Large protected areas are often considered natural yet outside pressures may compromise ecological integrity. This paper points to a problem in assessing ecological baselines: what if species' extirpations go undetected? I present a data set spanning 130 years that demonstrates the loss of white-tailed jack rabbits Lepus townsendii from two National Parks in the well studied 60,000 km(2) Greater Yellowstone Ecosystem, USA. While these extirpations have been unnoticed until now, an ecological consequence may be elevated predation on juvenile ungulates. A critical challenge we face is how to apply better the concept of shifting baselines to the restoration of functional relationships when species' losses are undetected.
© 2008, Cambridge University Press. View original article here.
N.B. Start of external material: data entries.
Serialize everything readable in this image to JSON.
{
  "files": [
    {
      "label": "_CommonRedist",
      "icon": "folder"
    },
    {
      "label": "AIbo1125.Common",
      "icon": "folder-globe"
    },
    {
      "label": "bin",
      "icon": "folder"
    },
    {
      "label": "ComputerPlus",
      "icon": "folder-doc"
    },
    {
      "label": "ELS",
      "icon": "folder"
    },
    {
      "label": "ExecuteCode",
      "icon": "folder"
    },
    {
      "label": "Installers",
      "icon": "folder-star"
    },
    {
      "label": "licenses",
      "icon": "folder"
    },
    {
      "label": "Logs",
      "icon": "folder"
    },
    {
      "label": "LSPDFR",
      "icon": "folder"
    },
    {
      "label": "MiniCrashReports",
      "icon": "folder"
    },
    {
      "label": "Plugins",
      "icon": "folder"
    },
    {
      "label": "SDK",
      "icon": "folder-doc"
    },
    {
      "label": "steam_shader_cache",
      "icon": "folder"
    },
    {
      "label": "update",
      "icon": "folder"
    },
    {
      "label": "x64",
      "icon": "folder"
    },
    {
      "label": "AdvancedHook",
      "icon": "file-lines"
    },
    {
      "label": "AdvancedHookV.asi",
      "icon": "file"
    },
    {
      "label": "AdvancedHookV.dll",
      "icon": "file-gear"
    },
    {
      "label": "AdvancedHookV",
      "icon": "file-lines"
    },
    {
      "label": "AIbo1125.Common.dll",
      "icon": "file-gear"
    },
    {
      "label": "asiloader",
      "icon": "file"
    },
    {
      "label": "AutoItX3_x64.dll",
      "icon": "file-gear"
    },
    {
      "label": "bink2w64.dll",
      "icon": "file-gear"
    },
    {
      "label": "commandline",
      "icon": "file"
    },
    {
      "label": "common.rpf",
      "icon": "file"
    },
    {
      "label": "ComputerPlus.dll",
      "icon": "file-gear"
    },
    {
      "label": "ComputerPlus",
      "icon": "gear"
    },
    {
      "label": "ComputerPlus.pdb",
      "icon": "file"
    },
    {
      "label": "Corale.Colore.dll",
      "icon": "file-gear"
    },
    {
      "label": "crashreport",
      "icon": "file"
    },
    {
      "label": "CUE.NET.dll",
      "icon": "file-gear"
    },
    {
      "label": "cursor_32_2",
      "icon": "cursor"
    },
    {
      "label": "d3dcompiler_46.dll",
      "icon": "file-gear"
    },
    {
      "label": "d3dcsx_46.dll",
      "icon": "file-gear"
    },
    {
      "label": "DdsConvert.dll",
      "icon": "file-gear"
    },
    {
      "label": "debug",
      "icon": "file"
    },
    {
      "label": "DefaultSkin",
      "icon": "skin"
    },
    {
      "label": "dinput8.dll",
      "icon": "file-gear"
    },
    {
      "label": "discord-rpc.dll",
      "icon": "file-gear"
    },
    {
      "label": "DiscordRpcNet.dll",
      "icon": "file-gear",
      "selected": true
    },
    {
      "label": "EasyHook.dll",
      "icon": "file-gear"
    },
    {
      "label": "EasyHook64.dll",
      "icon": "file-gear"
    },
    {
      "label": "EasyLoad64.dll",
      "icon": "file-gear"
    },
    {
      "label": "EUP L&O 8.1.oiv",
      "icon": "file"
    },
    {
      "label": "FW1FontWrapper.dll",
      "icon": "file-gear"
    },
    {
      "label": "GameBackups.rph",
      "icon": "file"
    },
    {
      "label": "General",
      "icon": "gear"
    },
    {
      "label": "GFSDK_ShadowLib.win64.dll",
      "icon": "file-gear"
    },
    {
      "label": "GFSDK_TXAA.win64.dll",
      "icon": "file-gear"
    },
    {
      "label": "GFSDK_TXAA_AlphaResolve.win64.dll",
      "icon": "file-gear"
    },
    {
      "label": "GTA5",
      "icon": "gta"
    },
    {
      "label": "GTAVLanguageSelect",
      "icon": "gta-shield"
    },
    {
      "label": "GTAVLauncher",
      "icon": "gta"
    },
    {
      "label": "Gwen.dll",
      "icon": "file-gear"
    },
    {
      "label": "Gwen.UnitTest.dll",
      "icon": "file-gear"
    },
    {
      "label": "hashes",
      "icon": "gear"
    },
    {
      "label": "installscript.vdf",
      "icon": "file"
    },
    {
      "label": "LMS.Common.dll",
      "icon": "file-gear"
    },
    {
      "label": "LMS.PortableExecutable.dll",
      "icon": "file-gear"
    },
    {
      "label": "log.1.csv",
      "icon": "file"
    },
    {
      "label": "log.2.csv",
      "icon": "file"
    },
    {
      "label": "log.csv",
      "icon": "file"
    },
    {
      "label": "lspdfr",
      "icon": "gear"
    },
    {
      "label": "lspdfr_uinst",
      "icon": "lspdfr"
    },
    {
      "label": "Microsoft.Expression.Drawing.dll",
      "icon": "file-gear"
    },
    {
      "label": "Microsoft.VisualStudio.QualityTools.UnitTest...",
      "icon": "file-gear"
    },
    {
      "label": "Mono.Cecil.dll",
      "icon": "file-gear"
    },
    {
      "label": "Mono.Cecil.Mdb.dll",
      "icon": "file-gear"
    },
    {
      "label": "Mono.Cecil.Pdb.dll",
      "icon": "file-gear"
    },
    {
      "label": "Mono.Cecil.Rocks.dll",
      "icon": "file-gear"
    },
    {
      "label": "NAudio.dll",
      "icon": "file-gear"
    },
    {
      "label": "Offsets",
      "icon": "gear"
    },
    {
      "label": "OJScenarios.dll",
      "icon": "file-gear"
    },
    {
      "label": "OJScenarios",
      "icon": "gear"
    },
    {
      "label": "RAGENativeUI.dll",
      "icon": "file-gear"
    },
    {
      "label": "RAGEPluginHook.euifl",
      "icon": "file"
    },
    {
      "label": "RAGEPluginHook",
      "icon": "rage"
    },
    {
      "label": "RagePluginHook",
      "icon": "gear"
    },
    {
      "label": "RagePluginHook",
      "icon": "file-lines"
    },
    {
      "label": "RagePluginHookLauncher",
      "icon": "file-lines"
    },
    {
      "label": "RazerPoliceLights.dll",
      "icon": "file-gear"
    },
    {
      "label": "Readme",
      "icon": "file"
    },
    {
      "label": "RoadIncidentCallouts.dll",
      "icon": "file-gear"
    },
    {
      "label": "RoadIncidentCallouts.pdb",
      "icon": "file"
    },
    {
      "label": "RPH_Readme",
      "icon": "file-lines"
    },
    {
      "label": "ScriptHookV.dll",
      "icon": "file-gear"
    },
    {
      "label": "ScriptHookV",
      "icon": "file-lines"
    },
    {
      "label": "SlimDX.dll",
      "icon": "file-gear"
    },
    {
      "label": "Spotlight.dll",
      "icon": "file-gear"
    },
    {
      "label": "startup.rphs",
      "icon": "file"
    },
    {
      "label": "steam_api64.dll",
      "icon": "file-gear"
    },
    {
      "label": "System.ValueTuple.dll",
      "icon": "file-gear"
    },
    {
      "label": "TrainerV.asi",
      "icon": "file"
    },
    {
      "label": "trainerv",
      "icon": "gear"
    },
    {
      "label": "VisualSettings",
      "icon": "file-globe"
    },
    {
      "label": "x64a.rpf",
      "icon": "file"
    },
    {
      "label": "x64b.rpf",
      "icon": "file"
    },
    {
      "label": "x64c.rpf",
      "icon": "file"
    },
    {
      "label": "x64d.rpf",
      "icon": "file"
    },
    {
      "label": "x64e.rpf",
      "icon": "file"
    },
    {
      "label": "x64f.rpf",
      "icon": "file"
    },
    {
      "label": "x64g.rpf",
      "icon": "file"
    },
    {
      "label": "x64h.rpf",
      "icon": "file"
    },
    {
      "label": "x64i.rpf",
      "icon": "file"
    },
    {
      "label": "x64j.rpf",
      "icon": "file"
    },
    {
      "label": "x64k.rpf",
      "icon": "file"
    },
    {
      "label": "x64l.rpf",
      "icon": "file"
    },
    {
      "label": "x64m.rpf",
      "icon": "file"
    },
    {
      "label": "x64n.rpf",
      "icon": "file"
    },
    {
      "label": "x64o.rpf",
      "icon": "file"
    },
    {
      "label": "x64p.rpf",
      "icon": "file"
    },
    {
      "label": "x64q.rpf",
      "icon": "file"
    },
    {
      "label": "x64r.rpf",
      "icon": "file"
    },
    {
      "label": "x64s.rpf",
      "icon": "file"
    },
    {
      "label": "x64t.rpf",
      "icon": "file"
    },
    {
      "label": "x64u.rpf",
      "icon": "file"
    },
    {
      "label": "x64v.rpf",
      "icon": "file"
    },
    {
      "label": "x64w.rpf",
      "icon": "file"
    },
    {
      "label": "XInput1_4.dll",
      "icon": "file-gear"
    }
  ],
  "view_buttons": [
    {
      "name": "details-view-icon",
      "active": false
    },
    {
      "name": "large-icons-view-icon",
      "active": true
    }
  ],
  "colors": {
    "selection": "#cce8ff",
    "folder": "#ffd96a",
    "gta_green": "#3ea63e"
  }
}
Berger, Joel, "Undetected Species Losses, Food Webs, and Ecological Baselines: a Cautionary Tale from the Greater Yellowstone Ecosystem, USA" (2008). Biological Sciences Faculty Publications. 76.